Work instruction:
Go through the data below and work out how many lines contain "title"; the answer is the number alone.

Record extracts:
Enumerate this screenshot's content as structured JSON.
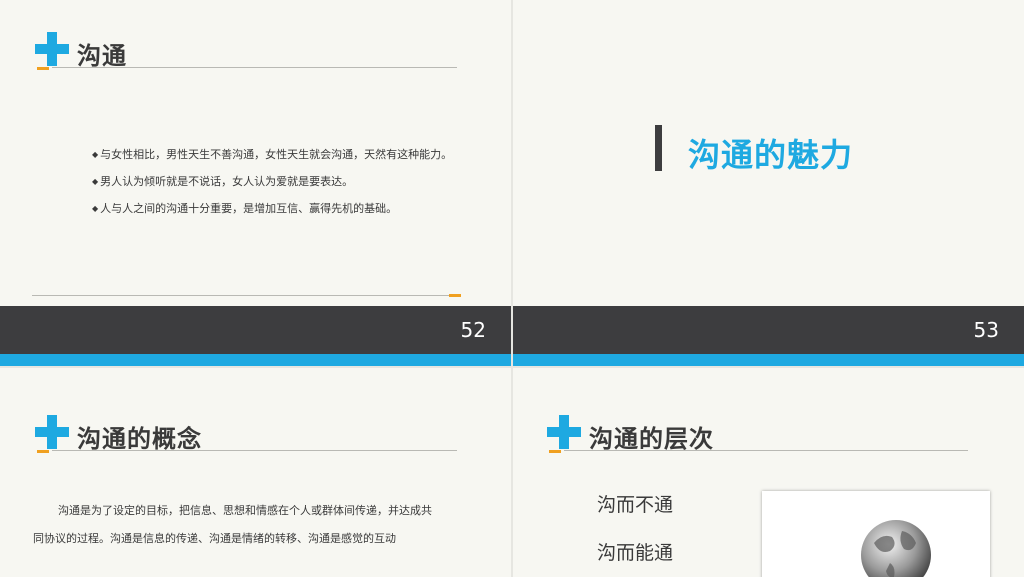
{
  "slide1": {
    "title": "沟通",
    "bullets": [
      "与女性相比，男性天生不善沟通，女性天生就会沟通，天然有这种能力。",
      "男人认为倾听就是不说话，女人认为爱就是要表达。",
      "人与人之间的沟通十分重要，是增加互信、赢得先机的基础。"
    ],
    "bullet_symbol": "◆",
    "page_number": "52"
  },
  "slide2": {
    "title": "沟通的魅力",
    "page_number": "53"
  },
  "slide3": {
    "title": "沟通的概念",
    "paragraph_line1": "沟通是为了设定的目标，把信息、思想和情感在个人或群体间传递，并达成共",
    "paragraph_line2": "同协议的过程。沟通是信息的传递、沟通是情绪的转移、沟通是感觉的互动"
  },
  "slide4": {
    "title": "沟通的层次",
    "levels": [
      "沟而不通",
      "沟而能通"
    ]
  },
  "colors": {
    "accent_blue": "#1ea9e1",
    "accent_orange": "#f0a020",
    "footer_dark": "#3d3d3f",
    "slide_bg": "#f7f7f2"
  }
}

Solution to this problem:
4